### Assignment
Nothing in the listing may be skipped; repeat it all exactly.
=== Records for the task ===
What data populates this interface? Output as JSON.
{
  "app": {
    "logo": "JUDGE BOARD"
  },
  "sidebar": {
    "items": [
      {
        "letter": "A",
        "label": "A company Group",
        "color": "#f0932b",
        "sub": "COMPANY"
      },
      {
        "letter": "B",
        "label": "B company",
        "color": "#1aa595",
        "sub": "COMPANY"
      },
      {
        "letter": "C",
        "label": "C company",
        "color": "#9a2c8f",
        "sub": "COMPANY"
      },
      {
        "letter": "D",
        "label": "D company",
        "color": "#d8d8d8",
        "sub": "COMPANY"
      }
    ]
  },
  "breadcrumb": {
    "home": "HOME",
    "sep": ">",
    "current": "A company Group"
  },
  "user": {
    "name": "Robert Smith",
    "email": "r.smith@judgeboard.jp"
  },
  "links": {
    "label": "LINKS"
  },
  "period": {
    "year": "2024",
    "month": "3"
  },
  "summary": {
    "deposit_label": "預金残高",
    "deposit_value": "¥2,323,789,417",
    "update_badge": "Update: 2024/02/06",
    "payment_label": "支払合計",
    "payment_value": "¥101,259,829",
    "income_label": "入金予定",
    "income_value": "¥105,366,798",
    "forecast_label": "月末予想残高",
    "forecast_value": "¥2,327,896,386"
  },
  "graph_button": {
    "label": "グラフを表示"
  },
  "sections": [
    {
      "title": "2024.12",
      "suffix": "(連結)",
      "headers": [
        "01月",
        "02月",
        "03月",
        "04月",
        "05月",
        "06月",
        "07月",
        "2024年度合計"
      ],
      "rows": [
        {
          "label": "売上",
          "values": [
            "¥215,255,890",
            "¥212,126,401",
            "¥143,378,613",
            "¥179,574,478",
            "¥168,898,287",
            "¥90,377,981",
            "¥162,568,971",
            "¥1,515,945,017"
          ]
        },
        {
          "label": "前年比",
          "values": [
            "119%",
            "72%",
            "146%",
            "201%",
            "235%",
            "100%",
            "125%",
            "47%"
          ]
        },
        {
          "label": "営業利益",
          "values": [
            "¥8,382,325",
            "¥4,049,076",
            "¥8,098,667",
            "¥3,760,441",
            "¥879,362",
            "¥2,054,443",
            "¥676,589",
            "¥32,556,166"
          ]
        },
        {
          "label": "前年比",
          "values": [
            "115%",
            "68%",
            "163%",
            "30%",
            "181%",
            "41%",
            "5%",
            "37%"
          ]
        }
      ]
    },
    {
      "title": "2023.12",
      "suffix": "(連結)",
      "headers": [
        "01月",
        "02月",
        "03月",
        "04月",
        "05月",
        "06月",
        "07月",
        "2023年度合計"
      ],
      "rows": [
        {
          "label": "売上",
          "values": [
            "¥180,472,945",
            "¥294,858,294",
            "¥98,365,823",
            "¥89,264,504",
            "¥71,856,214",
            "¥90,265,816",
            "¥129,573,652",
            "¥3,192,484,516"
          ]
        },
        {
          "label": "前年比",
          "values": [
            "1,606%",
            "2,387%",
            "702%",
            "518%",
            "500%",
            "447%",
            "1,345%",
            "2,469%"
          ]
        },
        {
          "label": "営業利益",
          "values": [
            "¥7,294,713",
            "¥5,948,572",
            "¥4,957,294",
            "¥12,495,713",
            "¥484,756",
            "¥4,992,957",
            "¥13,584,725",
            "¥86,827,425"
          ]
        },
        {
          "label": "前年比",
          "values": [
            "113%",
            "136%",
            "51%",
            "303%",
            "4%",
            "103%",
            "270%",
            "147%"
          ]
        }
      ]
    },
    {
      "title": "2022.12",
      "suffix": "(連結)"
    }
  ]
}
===
### Task response
What data populates this interface? Output as JSON.
{
  "app": {
    "logo": "JUDGE BOARD"
  },
  "sidebar": {
    "items": [
      {
        "letter": "A",
        "label": "A company Group",
        "color": "#f0932b",
        "sub": "COMPANY"
      },
      {
        "letter": "B",
        "label": "B company",
        "color": "#1aa595",
        "sub": "COMPANY"
      },
      {
        "letter": "C",
        "label": "C company",
        "color": "#9a2c8f",
        "sub": "COMPANY"
      },
      {
        "letter": "D",
        "label": "D company",
        "color": "#d8d8d8",
        "sub": "COMPANY"
      }
    ]
  },
  "breadcrumb": {
    "home": "HOME",
    "sep": ">",
    "current": "A company Group"
  },
  "user": {
    "name": "Robert Smith",
    "email": "r.smith@judgeboard.jp"
  },
  "links": {
    "label": "LINKS"
  },
  "period": {
    "year": "2024",
    "month": "3"
  },
  "summary": {
    "deposit_label": "預金残高",
    "deposit_value": "¥2,323,789,417",
    "update_badge": "Update: 2024/02/06",
    "payment_label": "支払合計",
    "payment_value": "¥101,259,829",
    "income_label": "入金予定",
    "income_value": "¥105,366,798",
    "forecast_label": "月末予想残高",
    "forecast_value": "¥2,327,896,386"
  },
  "graph_button": {
    "label": "グラフを表示"
  },
  "sections": [
    {
      "title": "2024.12",
      "suffix": "(連結)",
      "headers": [
        "01月",
        "02月",
        "03月",
        "04月",
        "05月",
        "06月",
        "07月",
        "2024年度合計"
      ],
      "rows": [
        {
          "label": "売上",
          "values": [
            "¥215,255,890",
            "¥212,126,401",
            "¥143,378,613",
            "¥179,574,478",
            "¥168,898,287",
            "¥90,377,981",
            "¥162,568,971",
            "¥1,515,945,017"
          ]
        },
        {
          "label": "前年比",
          "values": [
            "119%",
            "72%",
            "146%",
            "201%",
            "235%",
            "100%",
            "125%",
            "47%"
          ]
        },
        {
          "label": "営業利益",
          "values": [
            "¥8,382,325",
            "¥4,049,076",
            "¥8,098,667",
            "¥3,760,441",
            "¥879,362",
            "¥2,054,443",
            "¥676,589",
            "¥32,556,166"
          ]
        },
        {
          "label": "前年比",
          "values": [
            "115%",
            "68%",
            "163%",
            "30%",
            "181%",
            "41%",
            "5%",
            "37%"
          ]
        }
      ]
    },
    {
      "title": "2023.12",
      "suffix": "(連結)",
      "headers": [
        "01月",
        "02月",
        "03月",
        "04月",
        "05月",
        "06月",
        "07月",
        "2023年度合計"
      ],
      "rows": [
        {
          "label": "売上",
          "values": [
            "¥180,472,945",
            "¥294,858,294",
            "¥98,365,823",
            "¥89,264,504",
            "¥71,856,214",
            "¥90,265,816",
            "¥129,573,652",
            "¥3,192,484,516"
          ]
        },
        {
          "label": "前年比",
          "values": [
            "1,606%",
            "2,387%",
            "702%",
            "518%",
            "500%",
            "447%",
            "1,345%",
            "2,469%"
          ]
        },
        {
          "label": "営業利益",
          "values": [
            "¥7,294,713",
            "¥5,948,572",
            "¥4,957,294",
            "¥12,495,713",
            "¥484,756",
            "¥4,992,957",
            "¥13,584,725",
            "¥86,827,425"
          ]
        },
        {
          "label": "前年比",
          "values": [
            "113%",
            "136%",
            "51%",
            "303%",
            "4%",
            "103%",
            "270%",
            "147%"
          ]
        }
      ]
    },
    {
      "title": "2022.12",
      "suffix": "(連結)"
    }
  ]
}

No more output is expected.